ScarJo
Photo: Photo Courtesy Open All Night

Today, Iowa is all about the last word. Encouraged by a recent favorable opinion poll in the state, McCain returned for a brief trip, along with Senators Lindsey Graham of South Carolina and Sam Brownback of Kansas. All three were harping on McCain's foreign-policy experience. “Call me old-fashioned, but I think foreign-policy experience matters,” Graham said. “And if it does matter, then the choice is easy.” “I know Pakistan, I know Israel," explained McCain at a different event. "I know these countries, I know their leaders." [NYO]

Meanwhile, Hillary Clinton sent out talking points to surrogate speakers drumming up support across the state. They include bullet items like "Change isn’t something you just demand, or hope for, it is something you work for, and [Hillary] has been working for it all her life," and "Hillary has stood up to the Republicans and beat them twice in landslides." [Time]

Hillary's most powerful surrogate, however, was busy still lowering expectations for her. "I didn't win a race until I got to Georgia," a casually dressed Bill Clinton told reporters. "You just got to keep going. It is a long process." [Politico]

Obama's talking points, given to his surrogates, sounded similar: "Everyone in this race is talking about change, but Barack Obama is the only candidate with a record of actually taking power away from lobbyists, bringing Republicans and Democrats together to do things like expand health care and provide tax relief, and telling people not just what they want to hear, but what they need to hear — like when he opposed the war in Iraq from the start," says one. "Polls show that Obama attracts more Independents and Republicans than any other candidate," reads another. [Time]

Of course, a lingering image for potential Obama supporters will no doubt be the presence of lithe actress Scarlett Johansson. That, at least, might bring some of the boys to the yard. [Open All Night]

Mike Huckabee, who returned from California where he appeared last night on the Tonight Show, took the opportunity to slip in one last jab at his rival, former hedge-fund manager Mitt Romney. "People would rather elect a president who reminds them of the guy they work with, not that guy who laid them off," he said in Burlington, Iowa. [NYT]

Fred Thompson had to spend some of the day denying the veracity of a story that said he was going to drop out of the race if he did poorly in the caucus today. "I can't put enough adjectives in front of the 'deny' to accurately describe how vehemently I'm denying the story," fumed campaign spokesman Rich Galen. [National Review]

John Edwards posted an interesting statistic on his blog. A poll showed him behind Clinton by one percent and ahead of Obama by 7 percent. But if you eliminated the other candidates (who might not get the 15 percent threshold to be counted) and forced people to pick their second choice, Edwards shoots ahead of the other two by 7 percent, pulling in nearly half of the votes. Twisted logic, but with the convoluted caucus process, that may be what today calls for. [JohnEdwards.com]

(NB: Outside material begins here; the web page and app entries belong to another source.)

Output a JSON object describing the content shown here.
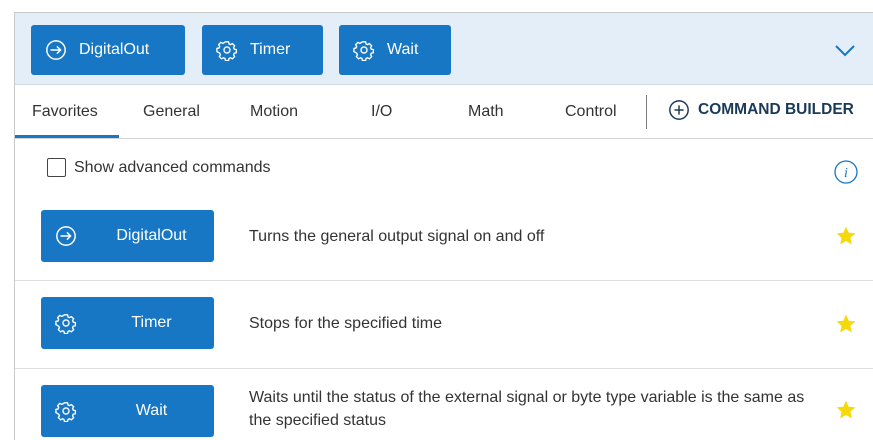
{
  "quickbar": {
    "buttons": [
      {
        "label": "DigitalOut",
        "icon": "arrow-circle-right-icon"
      },
      {
        "label": "Timer",
        "icon": "gear-icon"
      },
      {
        "label": "Wait",
        "icon": "gear-icon"
      }
    ],
    "expand_icon": "chevron-down-icon"
  },
  "tabs": {
    "items": [
      "Favorites",
      "General",
      "Motion",
      "I/O",
      "Math",
      "Control"
    ],
    "active": "Favorites",
    "builder_label": "COMMAND BUILDER"
  },
  "options": {
    "advanced_label": "Show advanced commands",
    "advanced_checked": false
  },
  "commands": [
    {
      "label": "DigitalOut",
      "icon": "arrow-circle-right-icon",
      "description": "Turns the general output signal on and off",
      "favorite": true
    },
    {
      "label": "Timer",
      "icon": "gear-icon",
      "description": "Stops for the specified time",
      "favorite": true
    },
    {
      "label": "Wait",
      "icon": "gear-icon",
      "description": "Waits until the status of the external signal or byte type variable is the same as the specified status",
      "favorite": true
    }
  ],
  "colors": {
    "accent": "#1777c4",
    "header_bg": "#e3eef8",
    "star": "#f5d90a"
  }
}
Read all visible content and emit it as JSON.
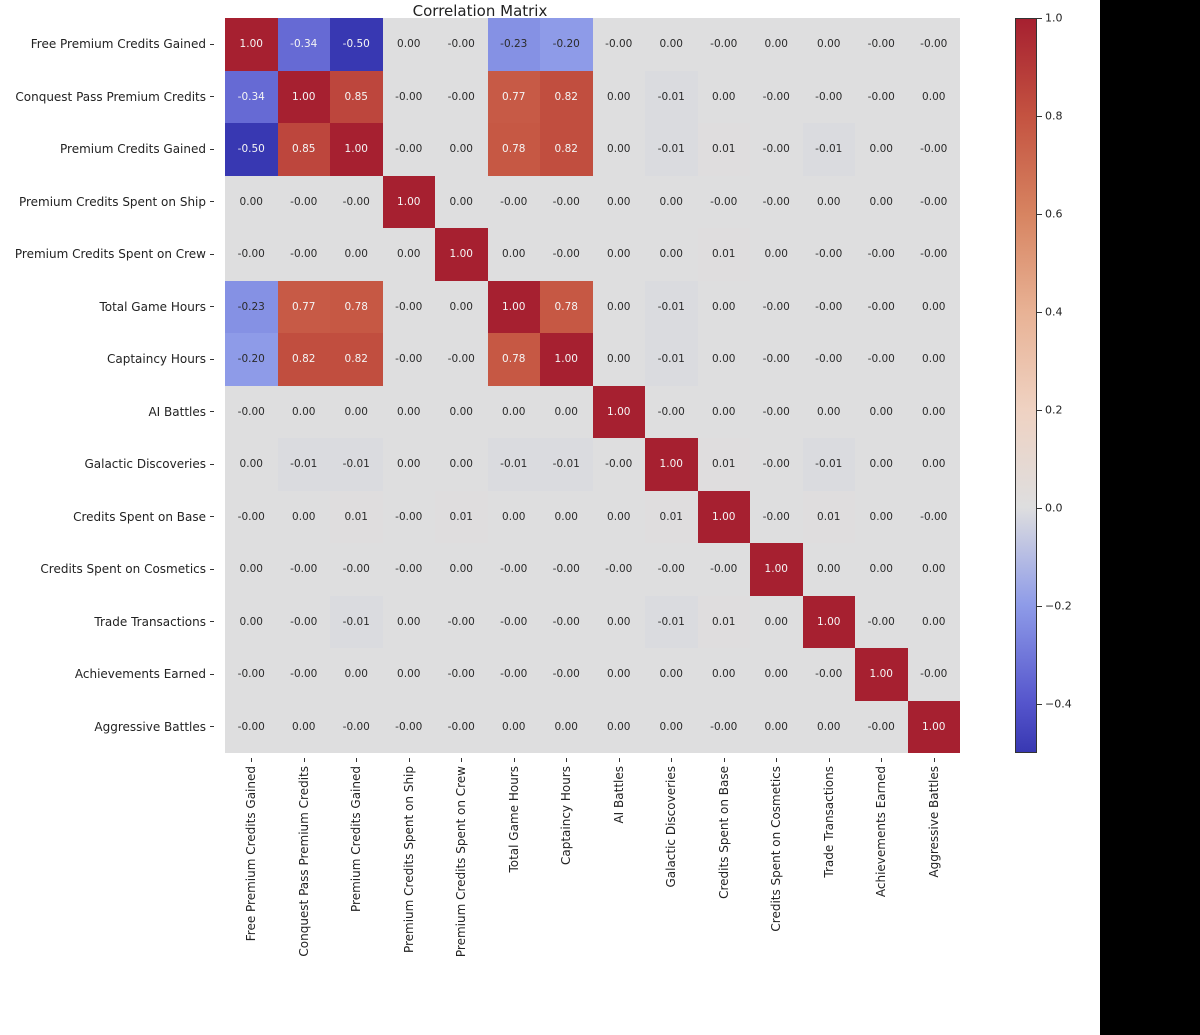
{
  "chart_data": {
    "type": "heatmap",
    "title": "Correlation Matrix",
    "labels": [
      "Free Premium Credits Gained",
      "Conquest Pass Premium Credits",
      "Premium Credits Gained",
      "Premium Credits Spent on Ship",
      "Premium Credits Spent on Crew",
      "Total Game Hours",
      "Captaincy Hours",
      "AI Battles",
      "Galactic Discoveries",
      "Credits Spent on Base",
      "Credits Spent on Cosmetics",
      "Trade Transactions",
      "Achievements Earned",
      "Aggressive Battles"
    ],
    "matrix": [
      [
        1.0,
        -0.34,
        -0.5,
        0.0,
        -0.0,
        -0.23,
        -0.2,
        -0.0,
        0.0,
        -0.0,
        0.0,
        0.0,
        -0.0,
        -0.0
      ],
      [
        -0.34,
        1.0,
        0.85,
        -0.0,
        -0.0,
        0.77,
        0.82,
        0.0,
        -0.01,
        0.0,
        -0.0,
        -0.0,
        -0.0,
        0.0
      ],
      [
        -0.5,
        0.85,
        1.0,
        -0.0,
        0.0,
        0.78,
        0.82,
        0.0,
        -0.01,
        0.01,
        -0.0,
        -0.01,
        0.0,
        -0.0
      ],
      [
        0.0,
        -0.0,
        -0.0,
        1.0,
        0.0,
        -0.0,
        -0.0,
        0.0,
        0.0,
        -0.0,
        -0.0,
        0.0,
        0.0,
        -0.0
      ],
      [
        -0.0,
        -0.0,
        0.0,
        0.0,
        1.0,
        0.0,
        -0.0,
        0.0,
        0.0,
        0.01,
        0.0,
        -0.0,
        -0.0,
        -0.0
      ],
      [
        -0.23,
        0.77,
        0.78,
        -0.0,
        0.0,
        1.0,
        0.78,
        0.0,
        -0.01,
        0.0,
        -0.0,
        -0.0,
        -0.0,
        0.0
      ],
      [
        -0.2,
        0.82,
        0.82,
        -0.0,
        -0.0,
        0.78,
        1.0,
        0.0,
        -0.01,
        0.0,
        -0.0,
        -0.0,
        -0.0,
        0.0
      ],
      [
        -0.0,
        0.0,
        0.0,
        0.0,
        0.0,
        0.0,
        0.0,
        1.0,
        -0.0,
        0.0,
        -0.0,
        0.0,
        0.0,
        0.0
      ],
      [
        0.0,
        -0.01,
        -0.01,
        0.0,
        0.0,
        -0.01,
        -0.01,
        -0.0,
        1.0,
        0.01,
        -0.0,
        -0.01,
        0.0,
        0.0
      ],
      [
        -0.0,
        0.0,
        0.01,
        -0.0,
        0.01,
        0.0,
        0.0,
        0.0,
        0.01,
        1.0,
        -0.0,
        0.01,
        0.0,
        -0.0
      ],
      [
        0.0,
        -0.0,
        -0.0,
        -0.0,
        0.0,
        -0.0,
        -0.0,
        -0.0,
        -0.0,
        -0.0,
        1.0,
        0.0,
        0.0,
        0.0
      ],
      [
        0.0,
        -0.0,
        -0.01,
        0.0,
        -0.0,
        -0.0,
        -0.0,
        0.0,
        -0.01,
        0.01,
        0.0,
        1.0,
        -0.0,
        0.0
      ],
      [
        -0.0,
        -0.0,
        0.0,
        0.0,
        -0.0,
        -0.0,
        -0.0,
        0.0,
        0.0,
        0.0,
        0.0,
        -0.0,
        1.0,
        -0.0
      ],
      [
        -0.0,
        0.0,
        -0.0,
        -0.0,
        -0.0,
        0.0,
        0.0,
        0.0,
        0.0,
        -0.0,
        0.0,
        0.0,
        -0.0,
        1.0
      ]
    ],
    "colorbar": {
      "domain": [
        -0.5,
        1.0
      ],
      "ticks": [
        -0.4,
        -0.2,
        0.0,
        0.2,
        0.4,
        0.6,
        0.8,
        1.0
      ],
      "tick_labels": [
        "−0.4",
        "−0.2",
        "0.0",
        "0.2",
        "0.4",
        "0.6",
        "0.8",
        "1.0"
      ]
    }
  }
}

Romney just stuck with what he does best: slightly off-putting flattery. "The soil is black. I mean, dark beautiful soil," he said last night to a crowd in Des Moines. "The corn grows tall and dark green and I said to myself: 'God must love Iowa.'" [Guardian]